Northeastern Section - 42nd Annual Meeting (12–14 March 2007)

Paper No. 4
Presentation Time: 2:05 PM


WANG, Chunzeng, School of Science and Mathematics, University of Maine at Presque Isle, 181 Main Street, Presque Isle, ME 04769,

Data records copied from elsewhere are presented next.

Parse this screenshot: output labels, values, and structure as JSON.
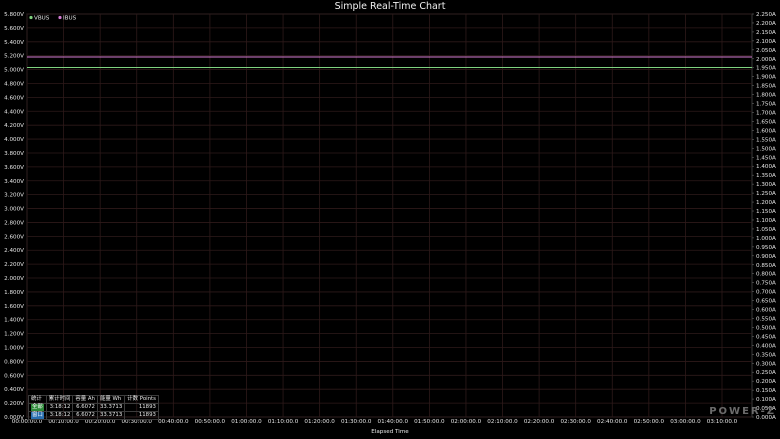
{
  "chart_data": {
    "type": "line",
    "title": "Simple Real-Time Chart",
    "xlabel": "Elapsed Time",
    "x_ticks": [
      "00:00:00.0",
      "00:10:00.0",
      "00:20:00.0",
      "00:30:00.0",
      "00:40:00.0",
      "00:50:00.0",
      "01:00:00.0",
      "01:10:00.0",
      "01:20:00.0",
      "01:30:00.0",
      "01:40:00.0",
      "01:50:00.0",
      "02:00:00.0",
      "02:10:00.0",
      "02:20:00.0",
      "02:30:00.0",
      "02:40:00.0",
      "02:50:00.0",
      "03:00:00.0",
      "03:10:00.0"
    ],
    "xlim_minutes": [
      0,
      198.2
    ],
    "y_left": {
      "ylim": [
        0,
        5.8
      ],
      "ticks": [
        "0.000V",
        "0.200V",
        "0.400V",
        "0.600V",
        "0.800V",
        "1.000V",
        "1.200V",
        "1.400V",
        "1.600V",
        "1.800V",
        "2.000V",
        "2.200V",
        "2.400V",
        "2.600V",
        "2.800V",
        "3.000V",
        "3.200V",
        "3.400V",
        "3.600V",
        "3.800V",
        "4.000V",
        "4.200V",
        "4.400V",
        "4.600V",
        "4.800V",
        "5.000V",
        "5.200V",
        "5.400V",
        "5.600V",
        "5.800V"
      ]
    },
    "y_right": {
      "ylim": [
        0,
        2.25
      ],
      "ticks": [
        "0.000A",
        "0.050A",
        "0.100A",
        "0.150A",
        "0.200A",
        "0.250A",
        "0.300A",
        "0.350A",
        "0.400A",
        "0.450A",
        "0.500A",
        "0.550A",
        "0.600A",
        "0.650A",
        "0.700A",
        "0.750A",
        "0.800A",
        "0.850A",
        "0.900A",
        "0.950A",
        "1.000A",
        "1.050A",
        "1.100A",
        "1.150A",
        "1.200A",
        "1.250A",
        "1.300A",
        "1.350A",
        "1.400A",
        "1.450A",
        "1.500A",
        "1.550A",
        "1.600A",
        "1.650A",
        "1.700A",
        "1.750A",
        "1.800A",
        "1.850A",
        "1.900A",
        "1.950A",
        "2.000A",
        "2.050A",
        "2.100A",
        "2.150A",
        "2.200A",
        "2.250A"
      ]
    },
    "series": [
      {
        "name": "VBUS",
        "color": "#7fd37f",
        "axis": "left",
        "x_minutes": [
          0,
          198.2
        ],
        "values": [
          5.03,
          5.03
        ]
      },
      {
        "name": "IBUS",
        "color": "#d27bd2",
        "axis": "right",
        "x_minutes": [
          0,
          198.2
        ],
        "values": [
          2.01,
          2.01
        ]
      }
    ],
    "legend": "top-left",
    "grid": true
  },
  "stats": {
    "headers": [
      "统计",
      "累计时间",
      "容量 Ah",
      "能量 Wh",
      "计数 Points"
    ],
    "rows": [
      {
        "tag": "全部",
        "tag_color": "#2e8b3a",
        "time": "3:18:12",
        "ah": "6.6072",
        "wh": "33.3713",
        "points": "11893"
      },
      {
        "tag": "窗口",
        "tag_color": "#2a6fb0",
        "time": "3:18:12",
        "ah": "6.6072",
        "wh": "33.3713",
        "points": "11893"
      }
    ]
  },
  "brand": "POWER-Z"
}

Recent reconnaissance mapping following the construction of the $55-million Mars Hill wind farm at Mars Hill Mountain in Aroostook County, northeastern Maine, in 2006, has significantly helped our understanding of the nature and origin of the “Mars Hill Conglomerate” that underlies the mountain. The “conglomerate” is historically classified as a member of the upper Ordovician - lower Silurian Carys Mills Formation which is a package of dominantly argillaceous carbonate and thin-bedded siltstone and shale. The mapping shows that the “conglomerate” is actually a complex of primarily multiple successions of conglomerate of widely varied thickness with several intercalated thinner layers of laminated siltstone. The complex is presented as the core of an anticline, and conformably overlain by the typical Carys Mills argillaceous carbonate. The complex was metamorphosed during Acadian orogeny at low or sub-greenschist facies and characterized by a set of pervasive anastomosing and spaced cleavage striking at around 030 - 040 degrees. Each conglomerate unit is matrix-supported, poorly-sorted, massive and structureless, with erosional sole markings such as scours and mud/siltstone-chip breccia observed over the top of each underlying laminated siltstone, indicating an origin of submarine violent, high-density debris flow. The clasts are composed dominantly of sedimentary rocks such as sandstone, siltstone, and black shale, and metasedimentary equivalents such as quartzite with minor volcanics. Comparison of the clasts to the Miramichi Terrane/Arc formations located regionally in the southeast, suggests that the clasts might have been sourced from the Miramichi. The observation of alternating successions of massive conglomerate and laminated siltstone demonstrates not only a dramatic change between violent, high energy environment and quiet, low energy environment, but also multiple pulses/cycles of submarine mass movement during probably the Late Ordovician Period. Each pulse/cycle began with massive debris/gravel flow and ended by laminated siltstone/mud deposits. It is suggested that the complex was deposited in a shelf-slope environment and most likely within a deep submarine canyon.